App and web page records:
◆ ◆ ◆ ◆
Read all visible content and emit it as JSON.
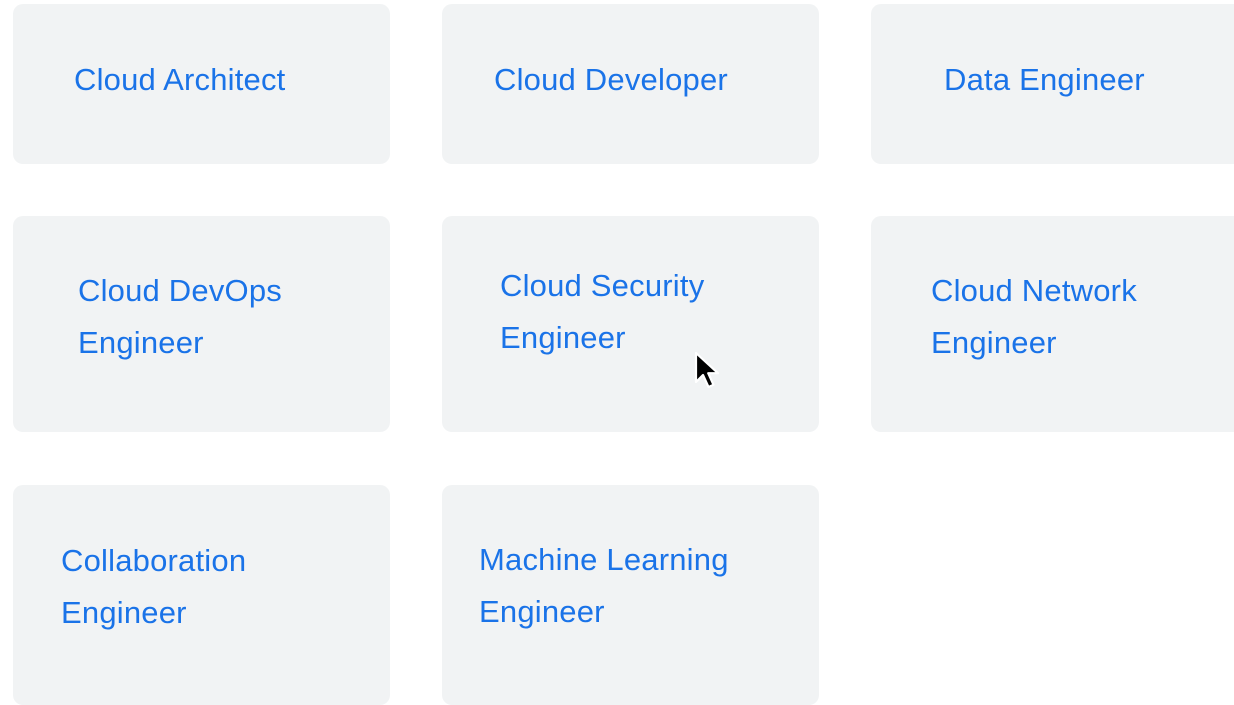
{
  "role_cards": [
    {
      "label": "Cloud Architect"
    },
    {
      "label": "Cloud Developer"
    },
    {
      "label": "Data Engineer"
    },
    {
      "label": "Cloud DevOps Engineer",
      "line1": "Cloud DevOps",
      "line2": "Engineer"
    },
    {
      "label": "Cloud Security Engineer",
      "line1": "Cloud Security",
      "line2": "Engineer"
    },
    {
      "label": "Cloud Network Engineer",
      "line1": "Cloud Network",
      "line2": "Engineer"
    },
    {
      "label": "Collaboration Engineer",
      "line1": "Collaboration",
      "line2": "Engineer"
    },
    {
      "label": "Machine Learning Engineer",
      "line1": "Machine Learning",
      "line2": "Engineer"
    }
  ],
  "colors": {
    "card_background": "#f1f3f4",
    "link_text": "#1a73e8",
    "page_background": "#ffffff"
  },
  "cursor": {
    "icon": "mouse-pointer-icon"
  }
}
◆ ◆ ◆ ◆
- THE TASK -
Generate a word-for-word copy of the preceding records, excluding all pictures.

- EXPECTED ANSWER -
Read all visible content and emit it as JSON.
{
  "role_cards": [
    {
      "label": "Cloud Architect"
    },
    {
      "label": "Cloud Developer"
    },
    {
      "label": "Data Engineer"
    },
    {
      "label": "Cloud DevOps Engineer",
      "line1": "Cloud DevOps",
      "line2": "Engineer"
    },
    {
      "label": "Cloud Security Engineer",
      "line1": "Cloud Security",
      "line2": "Engineer"
    },
    {
      "label": "Cloud Network Engineer",
      "line1": "Cloud Network",
      "line2": "Engineer"
    },
    {
      "label": "Collaboration Engineer",
      "line1": "Collaboration",
      "line2": "Engineer"
    },
    {
      "label": "Machine Learning Engineer",
      "line1": "Machine Learning",
      "line2": "Engineer"
    }
  ],
  "colors": {
    "card_background": "#f1f3f4",
    "link_text": "#1a73e8",
    "page_background": "#ffffff"
  },
  "cursor": {
    "icon": "mouse-pointer-icon"
  }
}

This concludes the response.